The Annual Caruthers District Fair had its beginning in the year 1923, with a two-day fair held on October 11 and 12. It begun with a little hesitation and trepidation and as plans matured and work and expenses mounted, some of the most dependable workers became doubtful that it could be a success.
However, when the money was in and all bills paid there was a nest egg of $165 to begin plans for the next year.
This was a real community project with everyone pitching in and doing their share. Since Caruthers was the first small community in the Valley to attempt such a project, Caruthers became an inspiration to other communities in the Central Valley.
The program of the first Caruthers Fair included a football game between Caruthers and Fresno State College in which Caruthers was defeated 41 – 0.
In 1925 the Caruthers District Fair Association was formed. This was a non-profit organization “to promote and encourage” agriculture and other related industries.
The fair was discontinued during World War II for obvious reasons. The fairgrounds were used as an emergency labor camp. After the war had ended, the community began to feel the need for a project such as the Caruthers District Fair which had been held in the past.
In the fall of 1945, the board again met and made plans for a fair to be held in November of that year, but conditions were not favorable and the tremendous amount of work connected with it would not permit it to be held on such short notice.
In 1946, the Young Farmers, a group of young men made up largely of veterans recently returned from World War II, under the direction of John R. Adams, asked for the privilege of putting on the fair. This was a tremendous undertaking since there had been no fair during the war years, and the grounds and buildings were in very poor condition and there was no money in the treasury. Perhaps because of their daring and youthful energy, they did not allow these obstacles to stand in the way, and proceeded, with the help of others in the community, to clean the grounds and whitewash and repair the buildings to the best of their ability.
At this time, Mr. Herluf Fries, who was a member of both the Young Farmers and the fair board, came up with the idea of giving away a car as the grand prize. This was almost too ambitious for most of the group to accept, for there was no money to pay for a car and they could not be sure the fair would bring that amount of money in. Nevertheless, Mr. Fries was given permission to see what could be done. New cars were still very scarce since the War and neither of the local dealers were able to furnish one. Mr. Fries finally located one he could get from an out-of-town dealer and paid for it himself.
At the conclusion of the fair, it was declared an unqualified success. All bills were paid, including repaying Mr. Fries, and there was money in the treasury to assure the next year’s fair.
To this day there has been no outside help of state aid, and all labor has been volunteered by the civic minded citizens of the area.
In August 1950, with little over a month until the fair, 11 food booths were destroyed by a fire. With more than 150 people, we were able to complete the job of rebuilding at a minimum of time and expense. The only hired labor was a carpenter to oversee the job.

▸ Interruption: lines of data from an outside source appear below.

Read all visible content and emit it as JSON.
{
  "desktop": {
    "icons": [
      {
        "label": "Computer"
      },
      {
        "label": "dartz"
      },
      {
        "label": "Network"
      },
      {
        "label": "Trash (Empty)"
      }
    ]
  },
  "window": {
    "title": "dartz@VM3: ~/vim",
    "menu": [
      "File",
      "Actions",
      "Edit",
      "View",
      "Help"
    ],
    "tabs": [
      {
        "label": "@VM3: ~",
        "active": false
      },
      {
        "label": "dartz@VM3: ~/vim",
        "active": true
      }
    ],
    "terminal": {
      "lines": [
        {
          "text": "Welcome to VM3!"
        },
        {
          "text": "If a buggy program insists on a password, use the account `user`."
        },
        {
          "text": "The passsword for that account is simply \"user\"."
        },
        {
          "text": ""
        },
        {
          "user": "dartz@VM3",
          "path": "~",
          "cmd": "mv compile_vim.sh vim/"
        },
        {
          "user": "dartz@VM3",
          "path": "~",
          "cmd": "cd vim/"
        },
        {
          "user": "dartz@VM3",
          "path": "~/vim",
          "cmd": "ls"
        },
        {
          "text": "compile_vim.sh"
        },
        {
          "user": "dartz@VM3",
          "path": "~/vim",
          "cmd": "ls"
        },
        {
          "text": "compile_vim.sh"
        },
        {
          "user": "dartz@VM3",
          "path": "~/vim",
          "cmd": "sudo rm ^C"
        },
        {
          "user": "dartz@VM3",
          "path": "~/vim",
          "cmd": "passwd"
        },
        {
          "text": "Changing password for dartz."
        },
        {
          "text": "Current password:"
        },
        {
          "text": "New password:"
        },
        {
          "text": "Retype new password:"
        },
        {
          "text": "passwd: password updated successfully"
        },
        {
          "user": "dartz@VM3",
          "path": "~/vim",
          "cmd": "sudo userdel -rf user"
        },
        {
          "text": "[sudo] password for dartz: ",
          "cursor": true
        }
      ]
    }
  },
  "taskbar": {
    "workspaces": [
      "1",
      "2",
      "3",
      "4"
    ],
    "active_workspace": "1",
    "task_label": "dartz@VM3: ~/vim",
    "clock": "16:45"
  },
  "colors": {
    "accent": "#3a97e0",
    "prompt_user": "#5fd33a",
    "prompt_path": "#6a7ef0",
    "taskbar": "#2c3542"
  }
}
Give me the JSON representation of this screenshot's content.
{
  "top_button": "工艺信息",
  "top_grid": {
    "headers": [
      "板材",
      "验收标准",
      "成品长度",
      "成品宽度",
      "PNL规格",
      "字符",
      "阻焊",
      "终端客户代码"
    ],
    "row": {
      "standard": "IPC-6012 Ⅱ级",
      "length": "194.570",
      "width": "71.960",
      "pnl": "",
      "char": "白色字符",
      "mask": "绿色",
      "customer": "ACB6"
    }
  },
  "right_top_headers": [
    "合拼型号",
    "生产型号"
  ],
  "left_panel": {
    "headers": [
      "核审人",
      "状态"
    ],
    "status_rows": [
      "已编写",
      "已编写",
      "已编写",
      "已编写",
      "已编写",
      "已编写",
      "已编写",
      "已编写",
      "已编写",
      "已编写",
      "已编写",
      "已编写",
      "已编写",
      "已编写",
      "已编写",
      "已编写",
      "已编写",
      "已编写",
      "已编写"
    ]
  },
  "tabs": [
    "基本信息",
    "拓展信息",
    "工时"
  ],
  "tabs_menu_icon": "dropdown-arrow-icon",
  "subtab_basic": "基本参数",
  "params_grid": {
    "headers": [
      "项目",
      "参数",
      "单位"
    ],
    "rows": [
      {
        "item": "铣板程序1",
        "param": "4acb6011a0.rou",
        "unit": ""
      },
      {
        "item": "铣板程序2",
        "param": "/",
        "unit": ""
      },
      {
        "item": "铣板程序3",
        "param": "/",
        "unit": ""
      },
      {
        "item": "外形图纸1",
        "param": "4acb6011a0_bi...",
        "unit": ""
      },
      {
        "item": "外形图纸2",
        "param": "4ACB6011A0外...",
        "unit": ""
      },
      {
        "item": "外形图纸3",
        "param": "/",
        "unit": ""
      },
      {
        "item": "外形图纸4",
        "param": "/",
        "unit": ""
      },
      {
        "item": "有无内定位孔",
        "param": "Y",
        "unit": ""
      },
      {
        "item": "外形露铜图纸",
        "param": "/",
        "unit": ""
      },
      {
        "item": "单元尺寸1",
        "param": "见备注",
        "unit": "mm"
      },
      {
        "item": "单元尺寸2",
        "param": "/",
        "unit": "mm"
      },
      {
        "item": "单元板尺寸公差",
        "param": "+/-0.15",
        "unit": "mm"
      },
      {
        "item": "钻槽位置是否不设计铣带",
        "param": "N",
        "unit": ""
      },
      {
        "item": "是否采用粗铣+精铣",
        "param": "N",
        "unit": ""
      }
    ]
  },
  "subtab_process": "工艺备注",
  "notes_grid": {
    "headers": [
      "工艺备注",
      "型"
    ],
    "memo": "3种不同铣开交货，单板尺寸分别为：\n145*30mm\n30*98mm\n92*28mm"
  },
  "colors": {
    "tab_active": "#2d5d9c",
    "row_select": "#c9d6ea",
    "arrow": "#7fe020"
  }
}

This is considered California’s largest free gate fair and is primarily funded by a queen contest. One of our featured attractions is our food booths, served by local churches and organizations. Other attractions include entertainment at the stage like the Sons of the San Joaquin and Elvis, Commercial Exhibits including Farm Equipment, Large Junior Livestock Show, Home Arts Exhibits, Horticulture and Floriculture Exhibits, Carnival Rides, and a Parade on Saturday.
In recent years, a 9000 sq. ft. community building has been built. The building is used for weddings and other social events nearly every weekend, a permanent stage at the front of the fair grounds for queen coronation and entertainment and a new permanent steel frame roof over the Junior Livestock Show area.
Almost unbelievable, but once again, in 1997 the roof was torn off the food booths by what appeared to be a tornado, even though the weather department denies such an event. At-any-rate, this tornado or extreme high winds during a storm destroyed the roof of the booths.
The following year the Fair Board agreed upon having a Metal Building built over the top of the Food Booths.
In 2002, a new livestock show ring metal building was completed.
In 2010, the extremely old livestock barns were demolised and a new metal frame building was constructed.